José Elías García Sánchez and Enrique García Sánchez
Departamento de Medicina Preventiva, Salud Pública y Microbiología Médica. Facultad de Medicina. Universidad de Salamanca (Spain).
Correspondence:José Elías García Sánchez. Facultad de Medicina. Alfonso X El Sabio s/n. 37007 Salamanca (Spain).
Received 20 October 2006; accepted 26 October 2006
This issue closes the second volume of the Journal of Medicine and Movies and hence its second year of publication. In light of this, the editors have considered it of interest to reflect upon the progress of the journal.
We believe that the aims that we set forth in the first issue1 continue to be valid and that they have been more than met. Over these past two years, we have published an editorial comment, eight editorials, thirty-two articles, and three contributions in the medicine in film stills section. The content of the editorials and articles has been varied and we only wish to highlight that there has been an important contribution to the field of health education using the cinema2-5. In compiling their articles, our authors have used very diverse schemes, a sign of the creative possibilities fostered by a publication of this type.
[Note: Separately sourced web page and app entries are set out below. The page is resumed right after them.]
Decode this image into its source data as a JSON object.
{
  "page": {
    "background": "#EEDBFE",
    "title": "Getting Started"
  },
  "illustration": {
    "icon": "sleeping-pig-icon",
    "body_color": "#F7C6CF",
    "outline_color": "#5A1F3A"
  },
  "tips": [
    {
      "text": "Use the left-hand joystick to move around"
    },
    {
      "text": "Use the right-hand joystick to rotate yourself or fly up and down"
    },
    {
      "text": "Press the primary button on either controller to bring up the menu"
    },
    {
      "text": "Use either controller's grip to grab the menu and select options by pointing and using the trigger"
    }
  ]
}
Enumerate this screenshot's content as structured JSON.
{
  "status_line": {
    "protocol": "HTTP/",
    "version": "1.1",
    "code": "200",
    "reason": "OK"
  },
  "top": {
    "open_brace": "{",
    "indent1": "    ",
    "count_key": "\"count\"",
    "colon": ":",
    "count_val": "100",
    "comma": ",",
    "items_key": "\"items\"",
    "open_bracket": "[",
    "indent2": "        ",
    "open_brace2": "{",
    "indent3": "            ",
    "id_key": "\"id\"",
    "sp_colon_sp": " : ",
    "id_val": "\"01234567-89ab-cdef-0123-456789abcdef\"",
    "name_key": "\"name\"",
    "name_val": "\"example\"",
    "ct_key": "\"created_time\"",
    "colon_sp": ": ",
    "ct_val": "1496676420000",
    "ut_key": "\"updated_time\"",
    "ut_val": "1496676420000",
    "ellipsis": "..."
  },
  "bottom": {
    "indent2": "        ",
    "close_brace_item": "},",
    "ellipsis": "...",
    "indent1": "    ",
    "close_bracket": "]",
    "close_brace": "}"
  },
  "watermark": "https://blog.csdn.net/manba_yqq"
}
Thus, analyses of groups of films or single films have been offered, and although there has been a predominance of comments addressing health aspects, our authors have sometimes assessed the cinematographic quality of films with medical contents. On some occasions the same film has been subject to critique by different authors, reflecting the manifold ways in which it is possible to analyse the cinema, as occurs with non-medical film criticism6-7.
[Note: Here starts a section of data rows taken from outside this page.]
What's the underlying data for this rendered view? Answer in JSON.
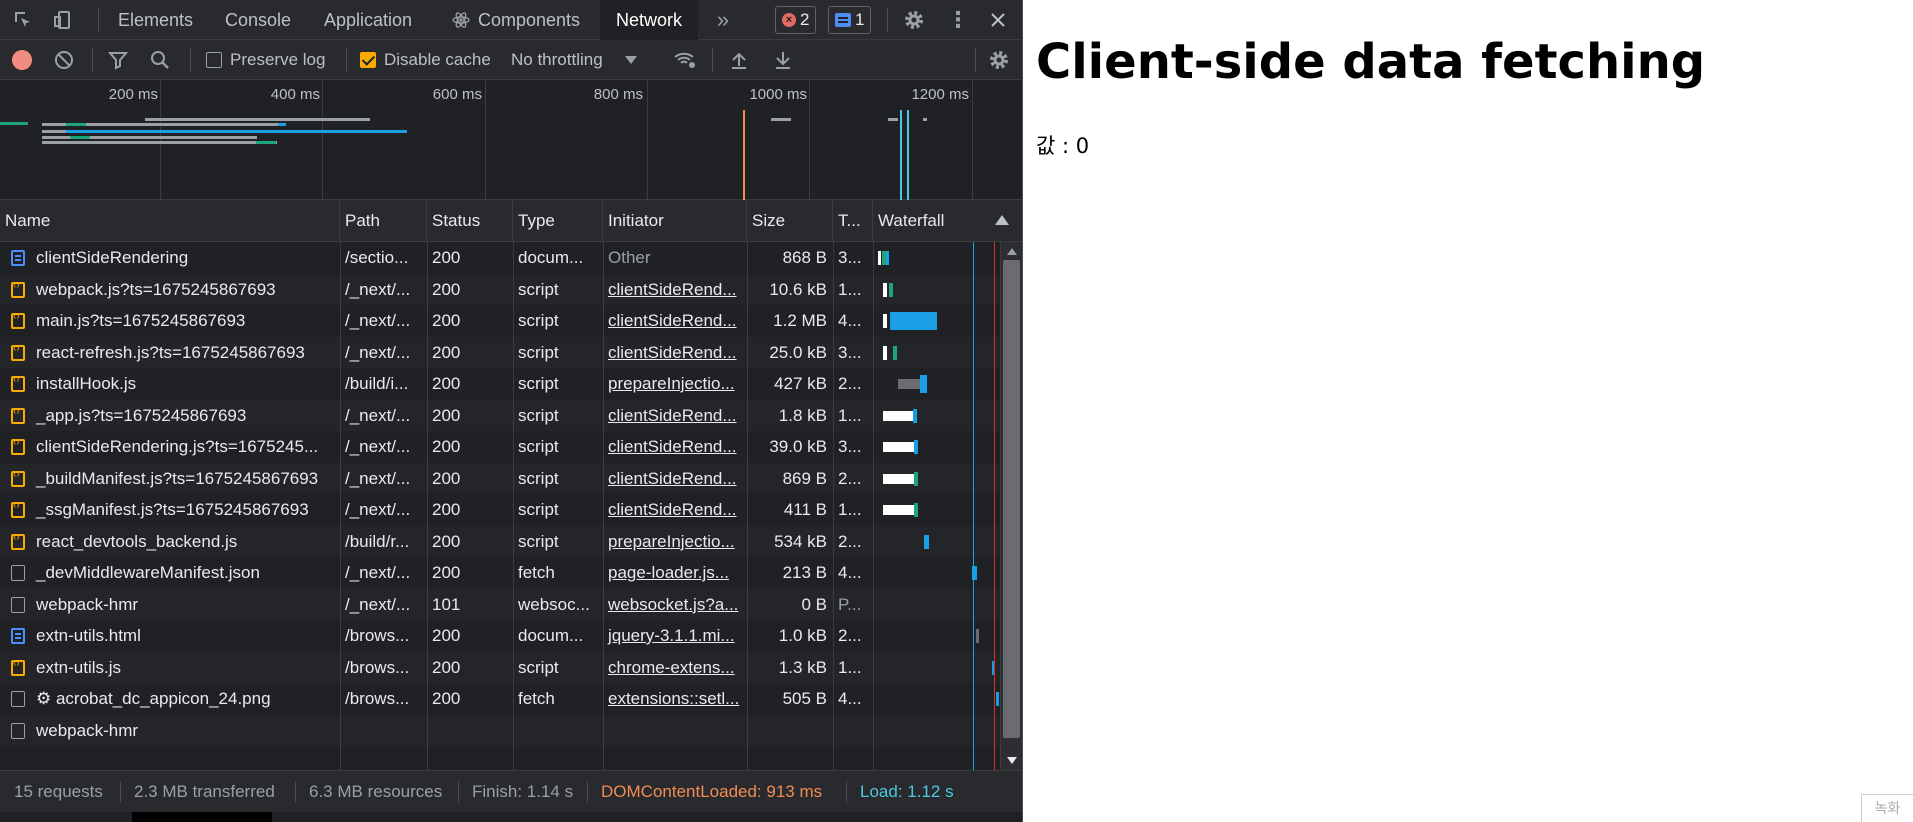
{
  "tabs": [
    {
      "label": "Elements"
    },
    {
      "label": "Console"
    },
    {
      "label": "Application"
    },
    {
      "label": "Components"
    },
    {
      "label": "Network"
    }
  ],
  "badges": {
    "errors": "2",
    "messages": "1"
  },
  "toolbar": {
    "preserve_log": "Preserve log",
    "disable_cache": "Disable cache",
    "throttling": "No throttling"
  },
  "overview": {
    "ticks": [
      "200 ms",
      "400 ms",
      "600 ms",
      "800 ms",
      "1000 ms",
      "1200 ms"
    ]
  },
  "columns": [
    "Name",
    "Path",
    "Status",
    "Type",
    "Initiator",
    "Size",
    "T...",
    "Waterfall"
  ],
  "rows": [
    {
      "name": "clientSideRendering",
      "path": "/sectio...",
      "status": "200",
      "type": "docum...",
      "initiator": "Other",
      "size": "868 B",
      "time": "3...",
      "icon": "doc"
    },
    {
      "name": "webpack.js?ts=1675245867693",
      "path": "/_next/...",
      "status": "200",
      "type": "script",
      "initiator": "clientSideRend...",
      "size": "10.6 kB",
      "time": "1...",
      "icon": "script"
    },
    {
      "name": "main.js?ts=1675245867693",
      "path": "/_next/...",
      "status": "200",
      "type": "script",
      "initiator": "clientSideRend...",
      "size": "1.2 MB",
      "time": "4...",
      "icon": "script"
    },
    {
      "name": "react-refresh.js?ts=1675245867693",
      "path": "/_next/...",
      "status": "200",
      "type": "script",
      "initiator": "clientSideRend...",
      "size": "25.0 kB",
      "time": "3...",
      "icon": "script"
    },
    {
      "name": "installHook.js",
      "path": "/build/i...",
      "status": "200",
      "type": "script",
      "initiator": "prepareInjectio...",
      "size": "427 kB",
      "time": "2...",
      "icon": "script"
    },
    {
      "name": "_app.js?ts=1675245867693",
      "path": "/_next/...",
      "status": "200",
      "type": "script",
      "initiator": "clientSideRend...",
      "size": "1.8 kB",
      "time": "1...",
      "icon": "script"
    },
    {
      "name": "clientSideRendering.js?ts=1675245...",
      "path": "/_next/...",
      "status": "200",
      "type": "script",
      "initiator": "clientSideRend...",
      "size": "39.0 kB",
      "time": "3...",
      "icon": "script"
    },
    {
      "name": "_buildManifest.js?ts=1675245867693",
      "path": "/_next/...",
      "status": "200",
      "type": "script",
      "initiator": "clientSideRend...",
      "size": "869 B",
      "time": "2...",
      "icon": "script"
    },
    {
      "name": "_ssgManifest.js?ts=1675245867693",
      "path": "/_next/...",
      "status": "200",
      "type": "script",
      "initiator": "clientSideRend...",
      "size": "411 B",
      "time": "1...",
      "icon": "script"
    },
    {
      "name": "react_devtools_backend.js",
      "path": "/build/r...",
      "status": "200",
      "type": "script",
      "initiator": "prepareInjectio...",
      "size": "534 kB",
      "time": "2...",
      "icon": "script"
    },
    {
      "name": "_devMiddlewareManifest.json",
      "path": "/_next/...",
      "status": "200",
      "type": "fetch",
      "initiator": "page-loader.js...",
      "size": "213 B",
      "time": "4...",
      "icon": "other"
    },
    {
      "name": "webpack-hmr",
      "path": "/_next/...",
      "status": "101",
      "type": "websoc...",
      "initiator": "websocket.js?a...",
      "size": "0 B",
      "time": "P...",
      "icon": "other"
    },
    {
      "name": "extn-utils.html",
      "path": "/brows...",
      "status": "200",
      "type": "docum...",
      "initiator": "jquery-3.1.1.mi...",
      "size": "1.0 kB",
      "time": "2...",
      "icon": "doc"
    },
    {
      "name": "extn-utils.js",
      "path": "/brows...",
      "status": "200",
      "type": "script",
      "initiator": "chrome-extens...",
      "size": "1.3 kB",
      "time": "1...",
      "icon": "script"
    },
    {
      "name": "⚙ acrobat_dc_appicon_24.png",
      "path": "/brows...",
      "status": "200",
      "type": "fetch",
      "initiator": "extensions::setl...",
      "size": "505 B",
      "time": "4...",
      "icon": "other"
    },
    {
      "name": "webpack-hmr",
      "path": "",
      "status": "",
      "type": "",
      "initiator": "",
      "size": "",
      "time": "",
      "icon": "other"
    }
  ],
  "status": {
    "requests": "15 requests",
    "transferred": "2.3 MB transferred",
    "resources": "6.3 MB resources",
    "finish": "Finish: 1.14 s",
    "dcl": "DOMContentLoaded: 913 ms",
    "load": "Load: 1.12 s"
  },
  "colors": {
    "dcl": "#f28b54",
    "load": "#4ac8e0",
    "accent": "#1a9ee5"
  },
  "page": {
    "heading": "Client-side data fetching",
    "value_text": "값 : 0",
    "corner_text": "녹화"
  }
}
Although our aim is to continue with the current scheme of editorial, original articles, editors’ forums and medicine in film stills, the inclusion of the latter has led us to appreciate that the possibilities of drafting articles are huge and these will undoubtedly appear in forthcoming issues. Some of them, of great potential interest, may involve the use of some parts of a script, or may address the impact of censorship on reflections about falling ill, the changes made in pathologies appearing in remakes…
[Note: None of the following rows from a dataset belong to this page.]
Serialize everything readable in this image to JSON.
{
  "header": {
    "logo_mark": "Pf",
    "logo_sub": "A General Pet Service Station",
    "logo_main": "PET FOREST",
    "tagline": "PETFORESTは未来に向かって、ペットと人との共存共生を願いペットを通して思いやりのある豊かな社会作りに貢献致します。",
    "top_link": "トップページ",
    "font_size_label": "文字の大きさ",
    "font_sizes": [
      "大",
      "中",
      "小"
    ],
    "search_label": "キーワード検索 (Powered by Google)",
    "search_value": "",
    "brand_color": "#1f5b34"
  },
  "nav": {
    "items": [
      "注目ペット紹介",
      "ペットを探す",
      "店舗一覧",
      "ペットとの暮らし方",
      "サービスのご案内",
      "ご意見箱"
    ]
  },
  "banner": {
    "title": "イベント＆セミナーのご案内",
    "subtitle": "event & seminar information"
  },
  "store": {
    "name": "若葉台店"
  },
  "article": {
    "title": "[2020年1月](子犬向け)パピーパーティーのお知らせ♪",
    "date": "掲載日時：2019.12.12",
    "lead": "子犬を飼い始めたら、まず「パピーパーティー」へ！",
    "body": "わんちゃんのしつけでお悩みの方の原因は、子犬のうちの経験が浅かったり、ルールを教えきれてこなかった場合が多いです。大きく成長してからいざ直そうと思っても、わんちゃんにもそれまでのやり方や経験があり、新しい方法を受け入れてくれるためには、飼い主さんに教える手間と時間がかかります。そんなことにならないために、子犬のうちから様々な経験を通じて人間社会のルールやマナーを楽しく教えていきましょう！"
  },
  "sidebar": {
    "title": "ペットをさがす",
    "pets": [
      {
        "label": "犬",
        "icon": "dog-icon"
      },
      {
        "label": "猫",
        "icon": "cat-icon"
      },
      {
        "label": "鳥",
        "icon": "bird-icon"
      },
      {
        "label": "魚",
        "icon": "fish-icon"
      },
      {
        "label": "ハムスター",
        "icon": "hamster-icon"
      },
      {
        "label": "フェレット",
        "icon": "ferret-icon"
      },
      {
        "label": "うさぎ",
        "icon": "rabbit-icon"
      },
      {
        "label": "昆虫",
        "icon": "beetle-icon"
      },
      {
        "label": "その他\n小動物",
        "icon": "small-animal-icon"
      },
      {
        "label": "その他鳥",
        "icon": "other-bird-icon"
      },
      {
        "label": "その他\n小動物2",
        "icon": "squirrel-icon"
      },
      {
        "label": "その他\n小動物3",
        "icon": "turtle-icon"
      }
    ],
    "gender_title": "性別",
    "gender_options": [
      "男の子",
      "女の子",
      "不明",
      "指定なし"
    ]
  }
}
We consider that it is again necessary to thank Ediciones Universidad de Salamanca and those directing it for the support we have always benefited from since the inception of the Journal. We are proud to publish the journal under the auspices of the oldest printing house in Spain.
In many respects, the idea continues to seem novel. Since the journal is bilingual, this means that its readership is potentially very broad, even though it does not offer Cervantes’s Spanish or Shakespeare’s English. Since its electronic distribution and acquisition are free, its diffusion should be favoured. That the themes addressed are of interest to physicians and other health-related professionals is unquestionable. Thus, for many years we have seen professional medical journals that from time to time, and increasingly so, have included quality articles about medicine and the cinema. What is we hope is refreshing about our endeavours is that we gather such quality articles into a single publication devoted specifically to them.
The Journal of Medicine and Movies is not merely yet another publication but one that exalts medical-humanist issues. The main objective of a journal of this type is to educate and inform, to awaken a critical spirit and foster observational skills and to facilitate the expression of the abilities and preoccupations of one segment of the health sector (physicians, pharmacists, veterinarians, nursing staff, those undergoing rehabilitation, paramedics, biochemists, biologists and many more). Also (and why not indeed?), the journal is also directed towards people outside the health sphere who wish to gain insight into the role of medicine in the cinema. For most professionals, what is important is their work, such that we are aware that there may be great interest in reading the journal but less in publishing in it.
It is also most gratifying for us to inform readers about the course of our affairs. Regarding readers in 2005, we detected 8000 “hits” while the estimation for 2006 is 12,000, all for a journal with no PR although it is true that there are now other references to it on the Internet that are undoubtedly facilitating its diffusion. From 100% of readers in Spain we have now passed to a little more than 75%. Readers from non- Spanish nationality mainly come, in the following order, from Argentina, Mexico, the United States, Colombia, Peru, Chile and Brazil. The results may appear insufficient for some but not for us.
Two additional details merit comment. The first is that the journal has consistently appeared on or around the publication dates foreseen and the second is the request for the journal to be included in some databases.
During the first year of the journal, the Editorial team worked hard -much merit is due for this- at starting it up, either directly or by inviting researchers from the University of Salamanca to contribute. The situation soon changed and currently there is a fluid and spontaneous influx of articles. Many of these have already passed the peer-review stage and will appear in forthcoming issues. The editors of a publication that aims at offering an international forum consider it positive that an important number of contributions should come from countries other than that hosting the Editorial Board.
This, then, is the balance for two years of Journal of Medicine and Movies, a journal with no lucrative ends that is aimed directly at the reader and potential contributor.